EXERCISE INSTRUCTIONS: Search the listing below for "Gateway". Copy each matching line.

DATASET RECORDS:
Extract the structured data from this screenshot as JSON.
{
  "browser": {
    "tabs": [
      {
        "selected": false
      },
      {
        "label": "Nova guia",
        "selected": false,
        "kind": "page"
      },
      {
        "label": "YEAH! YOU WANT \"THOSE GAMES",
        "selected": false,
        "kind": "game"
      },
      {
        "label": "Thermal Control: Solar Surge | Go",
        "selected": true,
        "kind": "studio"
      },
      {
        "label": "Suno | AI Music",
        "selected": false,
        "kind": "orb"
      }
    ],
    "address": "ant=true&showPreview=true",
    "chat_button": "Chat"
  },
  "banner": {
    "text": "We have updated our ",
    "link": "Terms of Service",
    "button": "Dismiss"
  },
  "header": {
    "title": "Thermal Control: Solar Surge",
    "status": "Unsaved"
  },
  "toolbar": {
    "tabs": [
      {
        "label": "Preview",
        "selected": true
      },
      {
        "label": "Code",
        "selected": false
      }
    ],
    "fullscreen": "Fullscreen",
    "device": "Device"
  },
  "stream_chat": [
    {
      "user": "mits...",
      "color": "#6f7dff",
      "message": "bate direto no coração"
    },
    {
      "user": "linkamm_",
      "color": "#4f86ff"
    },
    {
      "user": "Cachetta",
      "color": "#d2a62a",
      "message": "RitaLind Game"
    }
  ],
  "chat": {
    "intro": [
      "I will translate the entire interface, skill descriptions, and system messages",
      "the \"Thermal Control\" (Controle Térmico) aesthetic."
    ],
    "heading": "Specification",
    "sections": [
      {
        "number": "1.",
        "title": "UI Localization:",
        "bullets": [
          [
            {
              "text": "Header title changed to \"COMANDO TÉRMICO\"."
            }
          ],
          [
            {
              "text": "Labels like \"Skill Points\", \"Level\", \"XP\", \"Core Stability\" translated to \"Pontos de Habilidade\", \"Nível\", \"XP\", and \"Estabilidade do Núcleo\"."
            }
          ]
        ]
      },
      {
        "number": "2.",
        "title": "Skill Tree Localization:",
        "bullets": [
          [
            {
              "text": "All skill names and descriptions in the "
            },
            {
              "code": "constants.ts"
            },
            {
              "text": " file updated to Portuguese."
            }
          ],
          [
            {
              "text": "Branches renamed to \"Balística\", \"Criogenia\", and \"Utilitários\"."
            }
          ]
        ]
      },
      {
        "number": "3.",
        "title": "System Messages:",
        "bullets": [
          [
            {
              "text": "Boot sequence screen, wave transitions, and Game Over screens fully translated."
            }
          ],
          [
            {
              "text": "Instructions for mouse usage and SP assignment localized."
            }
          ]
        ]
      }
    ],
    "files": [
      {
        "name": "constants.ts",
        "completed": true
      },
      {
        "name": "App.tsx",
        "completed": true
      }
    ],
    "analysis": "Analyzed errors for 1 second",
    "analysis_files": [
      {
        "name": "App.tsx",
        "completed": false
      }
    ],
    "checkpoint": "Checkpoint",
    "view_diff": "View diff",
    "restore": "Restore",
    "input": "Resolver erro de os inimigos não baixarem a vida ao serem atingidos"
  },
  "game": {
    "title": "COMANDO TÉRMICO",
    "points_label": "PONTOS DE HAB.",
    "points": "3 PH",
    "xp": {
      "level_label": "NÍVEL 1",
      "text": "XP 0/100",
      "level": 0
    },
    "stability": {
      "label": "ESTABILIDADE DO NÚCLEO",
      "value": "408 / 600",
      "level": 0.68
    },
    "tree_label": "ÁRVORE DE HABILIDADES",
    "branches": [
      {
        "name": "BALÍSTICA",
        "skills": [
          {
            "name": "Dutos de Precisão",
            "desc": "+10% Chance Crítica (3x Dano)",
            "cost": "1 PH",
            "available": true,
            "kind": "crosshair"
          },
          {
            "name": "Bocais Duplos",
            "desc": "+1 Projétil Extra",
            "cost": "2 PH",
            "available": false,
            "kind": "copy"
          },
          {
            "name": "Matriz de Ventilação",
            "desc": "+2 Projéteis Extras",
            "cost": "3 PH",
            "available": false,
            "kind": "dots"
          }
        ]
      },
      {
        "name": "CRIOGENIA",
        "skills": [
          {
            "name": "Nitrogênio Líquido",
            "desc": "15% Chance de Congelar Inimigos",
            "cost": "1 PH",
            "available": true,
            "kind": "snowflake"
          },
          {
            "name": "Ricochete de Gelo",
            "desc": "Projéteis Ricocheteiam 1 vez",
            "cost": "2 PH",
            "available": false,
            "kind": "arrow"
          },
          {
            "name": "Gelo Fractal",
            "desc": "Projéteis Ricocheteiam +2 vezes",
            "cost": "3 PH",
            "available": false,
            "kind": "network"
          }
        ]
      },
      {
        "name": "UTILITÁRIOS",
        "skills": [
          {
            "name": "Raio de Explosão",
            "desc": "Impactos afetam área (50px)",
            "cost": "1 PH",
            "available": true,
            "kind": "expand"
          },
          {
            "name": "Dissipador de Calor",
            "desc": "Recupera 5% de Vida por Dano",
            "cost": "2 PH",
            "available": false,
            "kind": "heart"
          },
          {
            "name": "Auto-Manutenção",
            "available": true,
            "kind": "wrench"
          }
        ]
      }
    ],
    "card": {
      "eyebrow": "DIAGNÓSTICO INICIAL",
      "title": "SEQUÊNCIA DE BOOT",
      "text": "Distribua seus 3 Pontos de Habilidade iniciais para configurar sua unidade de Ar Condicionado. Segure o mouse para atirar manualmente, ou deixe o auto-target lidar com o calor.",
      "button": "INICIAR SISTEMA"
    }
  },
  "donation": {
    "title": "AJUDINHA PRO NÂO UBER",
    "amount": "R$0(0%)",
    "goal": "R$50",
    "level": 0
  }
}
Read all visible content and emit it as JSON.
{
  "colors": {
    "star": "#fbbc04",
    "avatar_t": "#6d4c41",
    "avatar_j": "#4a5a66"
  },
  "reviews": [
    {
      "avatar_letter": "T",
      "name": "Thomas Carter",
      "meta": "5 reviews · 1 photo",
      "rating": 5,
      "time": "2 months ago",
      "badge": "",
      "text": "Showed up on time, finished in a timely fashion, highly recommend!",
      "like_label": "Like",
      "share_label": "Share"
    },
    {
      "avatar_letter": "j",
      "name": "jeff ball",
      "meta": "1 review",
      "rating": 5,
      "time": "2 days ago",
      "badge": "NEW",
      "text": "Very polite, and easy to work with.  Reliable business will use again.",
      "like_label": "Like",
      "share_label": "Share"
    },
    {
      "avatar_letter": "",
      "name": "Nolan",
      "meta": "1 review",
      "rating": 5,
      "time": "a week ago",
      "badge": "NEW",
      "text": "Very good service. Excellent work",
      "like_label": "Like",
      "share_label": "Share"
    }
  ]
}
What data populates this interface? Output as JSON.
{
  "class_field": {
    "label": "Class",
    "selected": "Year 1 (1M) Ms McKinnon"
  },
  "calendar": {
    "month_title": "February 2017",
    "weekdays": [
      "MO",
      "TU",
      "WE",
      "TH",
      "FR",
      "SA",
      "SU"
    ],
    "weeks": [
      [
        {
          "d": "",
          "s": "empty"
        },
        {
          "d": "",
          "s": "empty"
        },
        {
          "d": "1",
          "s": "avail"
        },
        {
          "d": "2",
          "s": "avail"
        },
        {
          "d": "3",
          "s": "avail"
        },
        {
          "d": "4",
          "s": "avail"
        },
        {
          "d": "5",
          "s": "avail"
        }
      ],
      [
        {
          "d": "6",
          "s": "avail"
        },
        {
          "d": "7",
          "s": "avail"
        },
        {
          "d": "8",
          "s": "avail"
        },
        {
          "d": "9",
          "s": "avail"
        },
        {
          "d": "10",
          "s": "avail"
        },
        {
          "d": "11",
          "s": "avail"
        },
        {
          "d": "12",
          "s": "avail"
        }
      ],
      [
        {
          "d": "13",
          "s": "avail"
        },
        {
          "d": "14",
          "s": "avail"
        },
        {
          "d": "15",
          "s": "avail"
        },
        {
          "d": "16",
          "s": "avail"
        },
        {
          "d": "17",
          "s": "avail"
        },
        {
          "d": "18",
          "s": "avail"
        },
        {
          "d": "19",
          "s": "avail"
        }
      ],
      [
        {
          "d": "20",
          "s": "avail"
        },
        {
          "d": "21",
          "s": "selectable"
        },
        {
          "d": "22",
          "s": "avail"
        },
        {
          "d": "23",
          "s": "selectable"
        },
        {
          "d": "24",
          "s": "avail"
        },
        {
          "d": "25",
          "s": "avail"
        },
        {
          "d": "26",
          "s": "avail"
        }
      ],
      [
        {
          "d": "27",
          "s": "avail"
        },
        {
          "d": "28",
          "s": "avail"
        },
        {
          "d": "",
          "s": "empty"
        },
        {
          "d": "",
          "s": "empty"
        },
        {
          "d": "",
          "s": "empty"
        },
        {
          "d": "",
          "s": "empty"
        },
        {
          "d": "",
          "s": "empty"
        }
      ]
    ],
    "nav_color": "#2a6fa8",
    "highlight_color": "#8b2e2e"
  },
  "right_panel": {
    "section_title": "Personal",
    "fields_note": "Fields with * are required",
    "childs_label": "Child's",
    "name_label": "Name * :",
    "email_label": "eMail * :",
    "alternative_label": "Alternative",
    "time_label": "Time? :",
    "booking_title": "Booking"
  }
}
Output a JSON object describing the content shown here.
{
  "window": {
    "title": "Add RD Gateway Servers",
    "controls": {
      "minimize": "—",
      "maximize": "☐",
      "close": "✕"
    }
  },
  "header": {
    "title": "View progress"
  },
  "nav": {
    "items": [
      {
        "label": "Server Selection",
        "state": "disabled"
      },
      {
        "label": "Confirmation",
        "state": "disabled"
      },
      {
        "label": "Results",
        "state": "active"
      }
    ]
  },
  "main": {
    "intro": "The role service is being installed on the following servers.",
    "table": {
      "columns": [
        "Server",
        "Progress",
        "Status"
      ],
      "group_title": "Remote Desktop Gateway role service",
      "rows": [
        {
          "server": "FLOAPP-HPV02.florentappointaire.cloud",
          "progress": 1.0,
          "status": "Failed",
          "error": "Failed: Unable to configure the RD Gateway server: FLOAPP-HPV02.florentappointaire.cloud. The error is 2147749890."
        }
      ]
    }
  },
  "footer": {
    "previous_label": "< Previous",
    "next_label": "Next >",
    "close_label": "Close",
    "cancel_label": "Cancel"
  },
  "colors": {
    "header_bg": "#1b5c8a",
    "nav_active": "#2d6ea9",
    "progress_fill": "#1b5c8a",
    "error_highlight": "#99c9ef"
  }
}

WRITTEN SOLUTION:
    "title": "Add RD Gateway Servers",
      "group_title": "Remote Desktop Gateway role service",
          "error": "Failed: Unable to configure the RD Gateway server: FLOAPP-HPV02.florentappointaire.cloud. The error is 2147749890."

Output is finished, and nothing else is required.